Consider the role your business plays in the lives of its customers and how COVID-19 has changed this. Look for opportunities to pay it forward and lead by example.
Doing the right thing for your employees and communities has never been so important. As business owners, you have the chance to share all the steps you’re taking to prevent the spread of COVID-19, and Twitter is the perfect place to do so.
Don’t be afraid to post some positive, light-hearted posts if that’s in line with your brand’s usual tone.
Some brands, like hospitality/tourism brands and financial institutions are more affected by the COVID-19 crisis than others. If your business is directly affected by this pandemic, use Twitter to provide fast, reliable, and empathetic customer service and support.
6. Use LinkedIn to Contribute to the Professional Conversation
LinkedIn, as a social media platform built for the professional world, can still give your brand can a voice during this time.
Sharing on LinkedIn has increased since social distancing has been introduced to prevent the spread of COVID-19.
No matter what industry your business is in, you can offer your expertise and contribute to the conversation.
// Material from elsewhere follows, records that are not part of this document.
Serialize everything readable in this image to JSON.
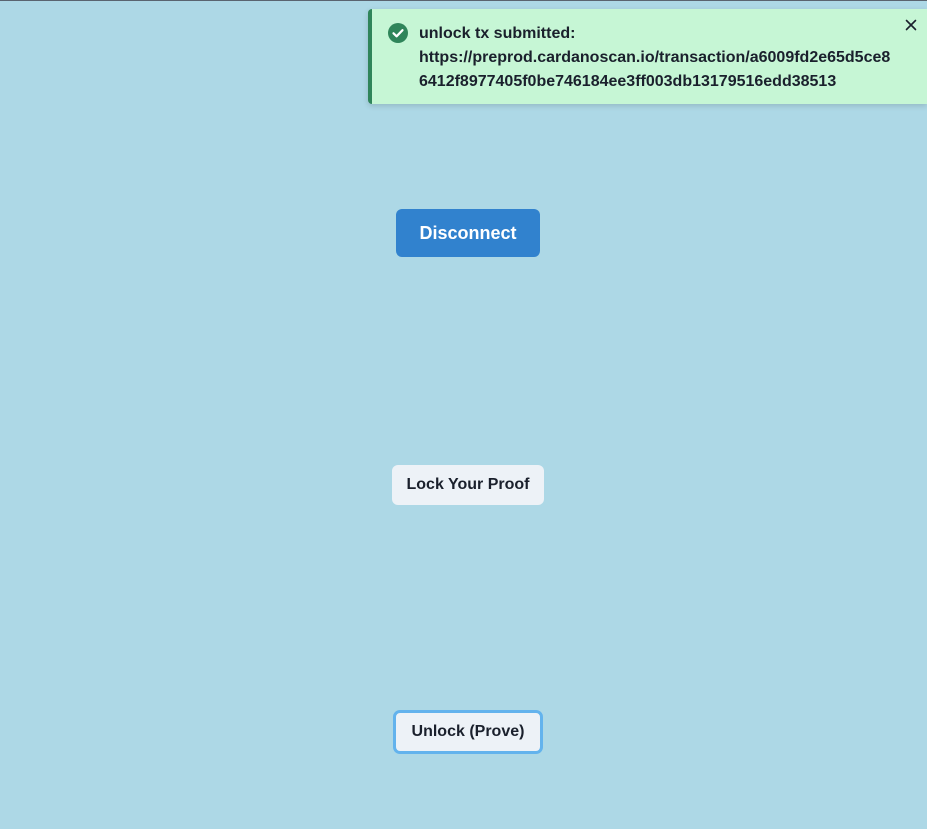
{
  "toast": {
    "status": "success",
    "icon": "check-circle-icon",
    "title": "unlock tx submitted:",
    "description_line1": "https://preprod.cardanoscan.io/transaction/a6009fd2e65d5ce8",
    "description_line2": "6412f8977405f0be746184ee3ff003db13179516edd38513",
    "close_icon": "close-icon",
    "colors": {
      "background": "#c6f6d5",
      "accent": "#2f855a"
    }
  },
  "buttons": {
    "disconnect": "Disconnect",
    "lock": "Lock Your Proof",
    "unlock": "Unlock (Prove)"
  },
  "colors": {
    "page_background": "#add8e6",
    "primary": "#3182ce",
    "focus_ring": "#63b3ed"
  }
}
Talk about the trials and tribulations of remote working, video conferencing, and staying connected to your employees and coworkers.
This is unfamiliar territory for a lot of businesses. Sharing your experience can add to the conversation.
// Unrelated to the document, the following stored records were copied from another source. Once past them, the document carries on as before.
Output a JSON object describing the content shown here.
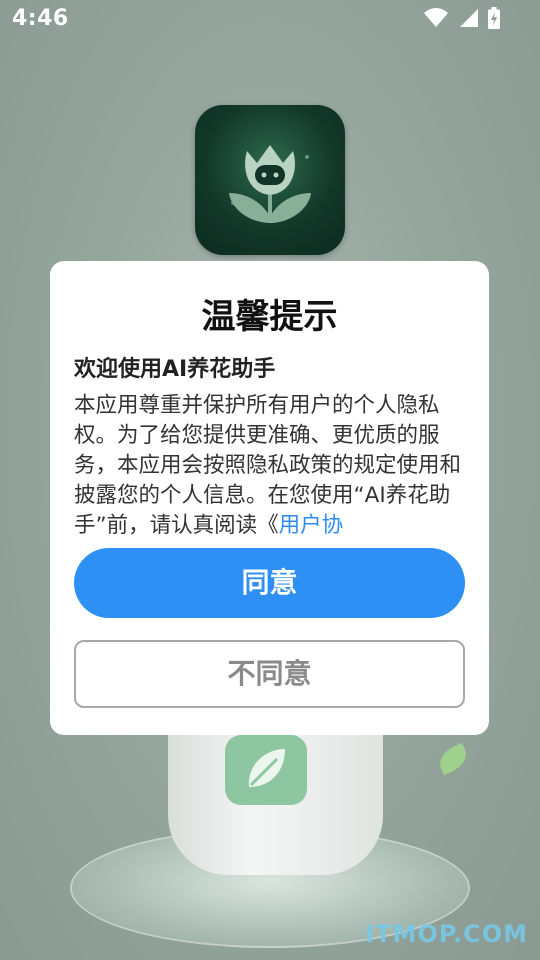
{
  "status_bar": {
    "time": "4:46",
    "icons": [
      "wifi-icon",
      "signal-icon",
      "battery-charging-icon"
    ]
  },
  "app": {
    "icon_name": "flower-logo-icon"
  },
  "dialog": {
    "title": "温馨提示",
    "subtitle": "欢迎使用AI养花助手",
    "body_text": "本应用尊重并保护所有用户的个人隐私权。为了给您提供更准确、更优质的服务，本应用会按照隐私政策的规定使用和披露您的个人信息。在您使用“AI养花助手”前，请认真阅读《",
    "body_link": "用户协",
    "agree_label": "同意",
    "disagree_label": "不同意"
  },
  "watermark": "ITMOP.COM",
  "colors": {
    "accent": "#2e8ff5",
    "link": "#2c8cf4",
    "dialog_bg": "#ffffff",
    "disagree_text": "#8a8a8a"
  }
}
Brand experiences do well on LinkedIn and can help others who are struggling with the transition from working in-person to working remotely.
Ask yourself what tips and tricks have helped you be most productive and write a post about that.
As a business owner, you are a subject matter expert about your business and how COVID-19 has affected it. If you have implemented new processes and programs to keep your employees and customers safe, share it on LinkedIn to inspire other brands to follow your lead.
On LinkedIn, it’s important to be honest about how your business is handling the COVID-19 crisis and share relevant, timely articles that are in line with your brand.
7. Prioritize People over Profit
It’s important to make connections on social media while everyone is more isolated than they ever have been.
Businesses can connect with their customers through social media since they have a captive audience who is eager to read and watch content created by their favorite brands.
Use this to your advantage by tailoring your content to fit the needs of your customers. Create thoughtful content that shows the business is not operating business-as-usual, and that you are taking serious steps to ensure the safety of your employees and customers.
This pandemic won’t last forever, but the customers you impress during this time will.
8. Think It Through but Keep it Simple
Remember what’s important here.
If we have something people need, and they’re looking for it, we want to make that as easy as possible for them in a time of crisis.
We’ll do that by communicating.
It’s also worth communicating closures, changes, and any other general news as it pertains to customers and the local environment. The people living through it with you will appreciate it.
We’re all in this together.